### EXERCISE GOAL
In the material below, find each line holding the string "that" and copy it.

*** Opening DATASET RECORDS ***

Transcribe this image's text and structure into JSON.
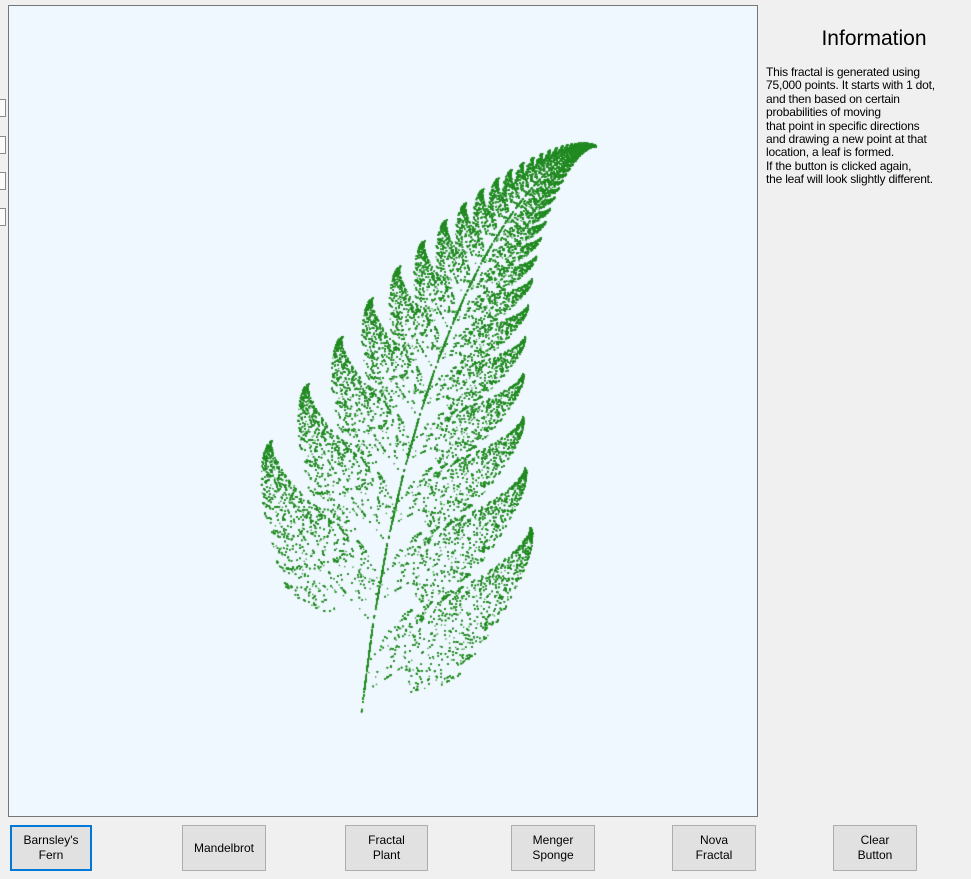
{
  "info": {
    "title": "Information",
    "lines": [
      "This fractal is generated using",
      "75,000 points. It starts with 1 dot,",
      "and then based on certain",
      "probabilities of moving",
      "that point in specific directions",
      "and drawing a new point at that",
      "location, a leaf is formed.",
      "If the button is clicked again,",
      "the leaf will look slightly different."
    ]
  },
  "buttons": {
    "barnsley": "Barnsley's\nFern",
    "mandelbrot": "Mandelbrot",
    "fractal_plant": "Fractal\nPlant",
    "menger": "Menger\nSponge",
    "nova": "Nova\nFractal",
    "clear": "Clear\nButton"
  },
  "colors": {
    "canvas_background": "#f0f8ff",
    "fern": "#228b22",
    "active_button_border": "#0078d7"
  },
  "fractal": {
    "type": "barnsley-fern",
    "points": 75000
  }
}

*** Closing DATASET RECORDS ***

### SOLUTION TO THE EXERCISE
      "that point in specific directions",
      "and drawing a new point at that",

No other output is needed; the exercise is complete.